This bill attempts to fix the problems that caused the global financial crisis of 2008, including poor regulation of the financial industry and predatory lending by home mortgage lenders.
It provides protections for Americans from abuses by large financial companies. It creates rules and structures to make sure these companies do not become so big that their failure would cause a crisis to the general economy.
New agencies this bill creates
This bill creates various agencies to accomplish these new protections. These agencies include...
Title II - Liquidation procedures for large institutions
Title II of the bill provides a process to liquidate large financial companies that are close to failing.
Rather than having banks declare bankruptcy, the Federal Deposit Insurance Corporation (FDIC) will work with banks to carry out the process over a 3 to 5 year period.
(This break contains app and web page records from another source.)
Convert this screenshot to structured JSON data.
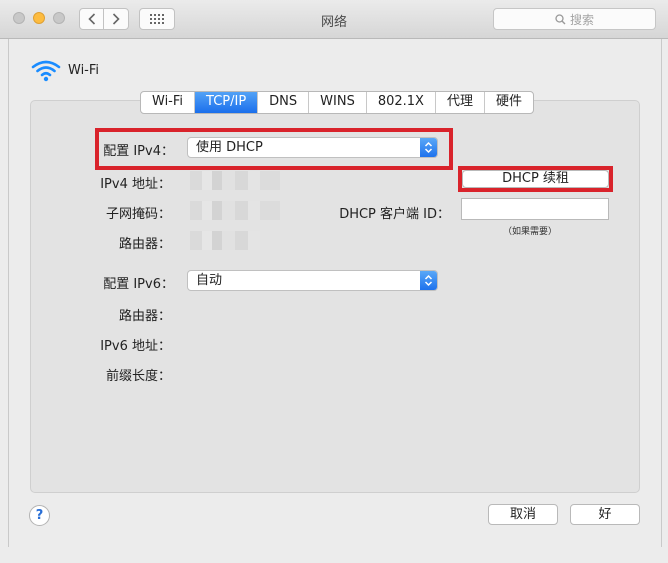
{
  "window": {
    "title": "网络"
  },
  "toolbar": {
    "back_icon": "chevron-left-icon",
    "forward_icon": "chevron-right-icon",
    "grid_icon": "grid-icon",
    "search_placeholder": "搜索"
  },
  "interface": {
    "name": "Wi-Fi"
  },
  "tabs": [
    {
      "label": "Wi-Fi",
      "active": false
    },
    {
      "label": "TCP/IP",
      "active": true
    },
    {
      "label": "DNS",
      "active": false
    },
    {
      "label": "WINS",
      "active": false
    },
    {
      "label": "802.1X",
      "active": false
    },
    {
      "label": "代理",
      "active": false
    },
    {
      "label": "硬件",
      "active": false
    }
  ],
  "ipv4": {
    "config_label": "配置 IPv4：",
    "config_value": "使用 DHCP",
    "address_label": "IPv4 地址：",
    "subnet_label": "子网掩码：",
    "router_label": "路由器：",
    "renew_button": "DHCP 续租",
    "client_id_label": "DHCP 客户端 ID：",
    "client_id_value": "",
    "client_id_hint": "（如果需要）"
  },
  "ipv6": {
    "config_label": "配置 IPv6：",
    "config_value": "自动",
    "router_label": "路由器：",
    "address_label": "IPv6 地址：",
    "prefix_label": "前缀长度："
  },
  "footer": {
    "help": "?",
    "cancel": "取消",
    "ok": "好"
  },
  "colors": {
    "accent": "#1b6fec",
    "highlight": "#d9232b"
  }
}
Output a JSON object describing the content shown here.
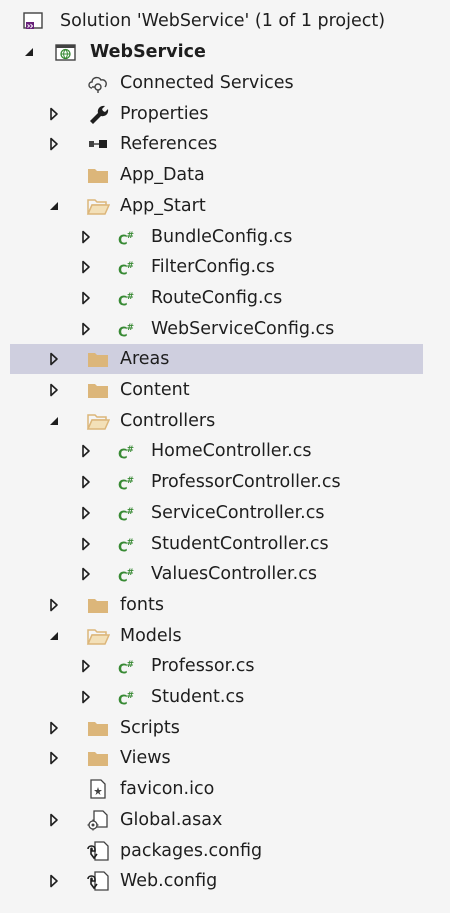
{
  "solution_explorer": {
    "solution_label": "Solution 'WebService' (1 of 1 project)",
    "project_label": "WebService",
    "items": [
      {
        "label": "Connected Services",
        "icon": "connected-services-icon",
        "expander": "none",
        "level": 1
      },
      {
        "label": "Properties",
        "icon": "wrench-icon",
        "expander": "collapsed",
        "level": 1
      },
      {
        "label": "References",
        "icon": "references-icon",
        "expander": "collapsed",
        "level": 1
      },
      {
        "label": "App_Data",
        "icon": "folder-icon",
        "expander": "none",
        "level": 1
      },
      {
        "label": "App_Start",
        "icon": "folder-open-icon",
        "expander": "expanded",
        "level": 1
      },
      {
        "label": "BundleConfig.cs",
        "icon": "csharp-file-icon",
        "expander": "collapsed",
        "level": 2
      },
      {
        "label": "FilterConfig.cs",
        "icon": "csharp-file-icon",
        "expander": "collapsed",
        "level": 2
      },
      {
        "label": "RouteConfig.cs",
        "icon": "csharp-file-icon",
        "expander": "collapsed",
        "level": 2
      },
      {
        "label": "WebServiceConfig.cs",
        "icon": "csharp-file-icon",
        "expander": "collapsed",
        "level": 2
      },
      {
        "label": "Areas",
        "icon": "folder-icon",
        "expander": "collapsed",
        "level": 1,
        "selected": true
      },
      {
        "label": "Content",
        "icon": "folder-icon",
        "expander": "collapsed",
        "level": 1
      },
      {
        "label": "Controllers",
        "icon": "folder-open-icon",
        "expander": "expanded",
        "level": 1
      },
      {
        "label": "HomeController.cs",
        "icon": "csharp-file-icon",
        "expander": "collapsed",
        "level": 2
      },
      {
        "label": "ProfessorController.cs",
        "icon": "csharp-file-icon",
        "expander": "collapsed",
        "level": 2
      },
      {
        "label": "ServiceController.cs",
        "icon": "csharp-file-icon",
        "expander": "collapsed",
        "level": 2
      },
      {
        "label": "StudentController.cs",
        "icon": "csharp-file-icon",
        "expander": "collapsed",
        "level": 2
      },
      {
        "label": "ValuesController.cs",
        "icon": "csharp-file-icon",
        "expander": "collapsed",
        "level": 2
      },
      {
        "label": "fonts",
        "icon": "folder-icon",
        "expander": "collapsed",
        "level": 1
      },
      {
        "label": "Models",
        "icon": "folder-open-icon",
        "expander": "expanded",
        "level": 1
      },
      {
        "label": "Professor.cs",
        "icon": "csharp-file-icon",
        "expander": "collapsed",
        "level": 2
      },
      {
        "label": "Student.cs",
        "icon": "csharp-file-icon",
        "expander": "collapsed",
        "level": 2
      },
      {
        "label": "Scripts",
        "icon": "folder-icon",
        "expander": "collapsed",
        "level": 1
      },
      {
        "label": "Views",
        "icon": "folder-icon",
        "expander": "collapsed",
        "level": 1
      },
      {
        "label": "favicon.ico",
        "icon": "ico-file-icon",
        "expander": "none",
        "level": 1
      },
      {
        "label": "Global.asax",
        "icon": "asax-file-icon",
        "expander": "collapsed",
        "level": 1
      },
      {
        "label": "packages.config",
        "icon": "config-file-icon",
        "expander": "none",
        "level": 1
      },
      {
        "label": "Web.config",
        "icon": "config-file-icon",
        "expander": "collapsed",
        "level": 1
      }
    ],
    "colors": {
      "background": "#f5f5f5",
      "selected_row": "#cfcfdf",
      "folder": "#dcb67a",
      "csharp": "#388a34",
      "vs_purple": "#68217a",
      "text": "#1e1e1e"
    }
  }
}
Most of the losses would be borne by the shareholders and creditors - maintaining the stability of the nation's economy. The process also would protect payouts to claimants - making sure they receive at least as much as they would have had the company gone into bankruptcy.
For more, read this Legal Information Institute description.
Volcker Rule restricts risky investments by banks
Section 619 of the bill prohibits banks from making certain speculative investments that contributed to the 2008 financial crisis.
This regulation is referred to as the Volcker Rule, because it was proposed by former Federal Reserve Chair Paul Volcker.
Title IX - Investor Protection and Securities Reform Act
Title IX of the bill - the Investor Protection and Securities Reform Act - requires financial brokers and advisers to act in their customers' best interests when advising them about investments.
Title X - Consumer Financial Protection Bureau
Title X of the bill - the Consumer Financial Protection Act - created the Consumer Financial Protection Bureau.